    Mobile sensing data processed using machine learning models can passively and remotely assess mental health symptoms from the context of patients’ lives. Prior work has trained models using data from single longitudinal studies, collected from demographically homogeneous populations, over short time periods, using a single data collection platform or mobile application. The generalizability of model performance across studies has not been assessed. This study presents a first analysis to understand if models trained using combined longitudinal study data to predict mental health symptoms generalize across current publicly available data. We combined data from the CrossCheck (individuals living with schizophrenia) andmore »StudentLife (university students) studies. In addition to assessing generalizability, we explored if personalizing models to align mobile sensing data, and oversampling less-represented severe symptoms, improved model performance. Leave-one-subject-out cross-validation (LOSO-CV) results were reported. Two symptoms (sleep quality and stress) had similar question-response structures across studies and were used as outcomes to explore cross-dataset prediction. Models trained with combined data were more likely to be predictive (significant improvement over predicting training data mean) than models trained with single-study data. Expected model performance improved if the distance between training and validation feature distributions decreased using combined versus single-study data.

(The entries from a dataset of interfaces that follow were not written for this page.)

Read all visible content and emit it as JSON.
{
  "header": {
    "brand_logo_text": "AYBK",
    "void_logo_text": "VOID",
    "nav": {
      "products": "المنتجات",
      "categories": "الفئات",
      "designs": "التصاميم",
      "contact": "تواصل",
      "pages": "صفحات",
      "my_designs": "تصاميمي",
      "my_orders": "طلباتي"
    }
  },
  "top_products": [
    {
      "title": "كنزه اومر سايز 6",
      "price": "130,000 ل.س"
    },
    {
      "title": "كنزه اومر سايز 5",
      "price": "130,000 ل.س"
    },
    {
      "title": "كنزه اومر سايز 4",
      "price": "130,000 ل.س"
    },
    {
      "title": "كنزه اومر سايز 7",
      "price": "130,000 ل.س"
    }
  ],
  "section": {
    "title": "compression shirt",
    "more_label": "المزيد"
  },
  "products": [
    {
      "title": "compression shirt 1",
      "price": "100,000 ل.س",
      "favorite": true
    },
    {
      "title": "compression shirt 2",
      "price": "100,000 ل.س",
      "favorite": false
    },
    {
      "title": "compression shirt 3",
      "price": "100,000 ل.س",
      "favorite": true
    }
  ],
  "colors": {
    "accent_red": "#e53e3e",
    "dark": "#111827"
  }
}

Personalization aligned each LOSO-CV participant with training data, but only improved predicting CrossCheck stress. Oversampling significantly improved severe symptom classification sensitivity and positive predictive value, but decreased model specificity. Taken together, these results show that machine learning models trained on combined longitudinal study data may generalize across heterogeneous datasets. We encourage researchers to disseminate collected de-identified mobile sensing and mental health symptom data, and further standardize data types collected across studies to enable better assessment of model generalizability.« less
    Free, publicly-accessible full text available April 27, 2023